Cash flow and profit: these are two terms that seem to be used interchangeably, in spite of how vastly different their definitions are. However, it is imperative that such a mistake is not made in the business world – especially in the case of a startup or a small business that is striving to expand – as it can have negative impacts on how a business is actually run.

To clarify, here are several ways in which cash flow and profit differ:

Firstly, cash flow is defined as “the money that is moving (flowing) in and out of your business in a month.” Money flows into a business when customers or clients purchase your products or services. Meanwhile, money flows out of your business when you pay expenses such as rent or mortgage, monthly loan payments, taxes, and so on.

Profit, on the other hand, is defined as “the money a business makes after accounting for all expenses.” This is the money a business is left with after making loan, rent, mortgage, or other payments.

Seeing as these terms are not synonymous, it is possible for a business to make an excellent profit but have little cash flow. This is typically seen in small businesses that are just getting off the ground, during which time a temporary line of credit is likely used to maintain a positive cash flow.

However, such a trend is detrimental to an established business, as an inadequate cash flow means they cannot pay suppliers of materials, rent or mortgage, or other vital expenses. This is why some successful and profitable businesses have been driven into bankruptcy, even during a time of growth.

It is important to note that growth is not inherently good for a company. Unfortunately, if a company sees a sudden spike in popularity and an increase of new orders, their expenses could skyrocket past the breakeven point and diminish their remaining profit.

If a business is diligent and remains up-to-date on all of their relevant cost data, they may be able to counteract these effects and reestablish their profitability.

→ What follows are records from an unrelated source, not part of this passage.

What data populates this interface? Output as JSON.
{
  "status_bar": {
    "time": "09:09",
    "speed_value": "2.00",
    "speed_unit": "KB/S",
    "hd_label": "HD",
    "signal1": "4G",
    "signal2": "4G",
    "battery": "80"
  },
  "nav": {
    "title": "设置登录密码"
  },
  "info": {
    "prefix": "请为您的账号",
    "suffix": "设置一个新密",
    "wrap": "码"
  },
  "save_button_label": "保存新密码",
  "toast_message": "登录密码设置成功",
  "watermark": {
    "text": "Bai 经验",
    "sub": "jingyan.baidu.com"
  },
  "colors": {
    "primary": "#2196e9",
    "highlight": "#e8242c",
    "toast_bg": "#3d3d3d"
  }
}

However, this occurs very rarely, hence why so many small businesses – and even some larger corporations – must close their doors for good.

The best way to combat these major fluctuations is to be mindful of your expenses, keep track of cash flow and profit, and review the possibility of curbing growth in order to work toward long-term success.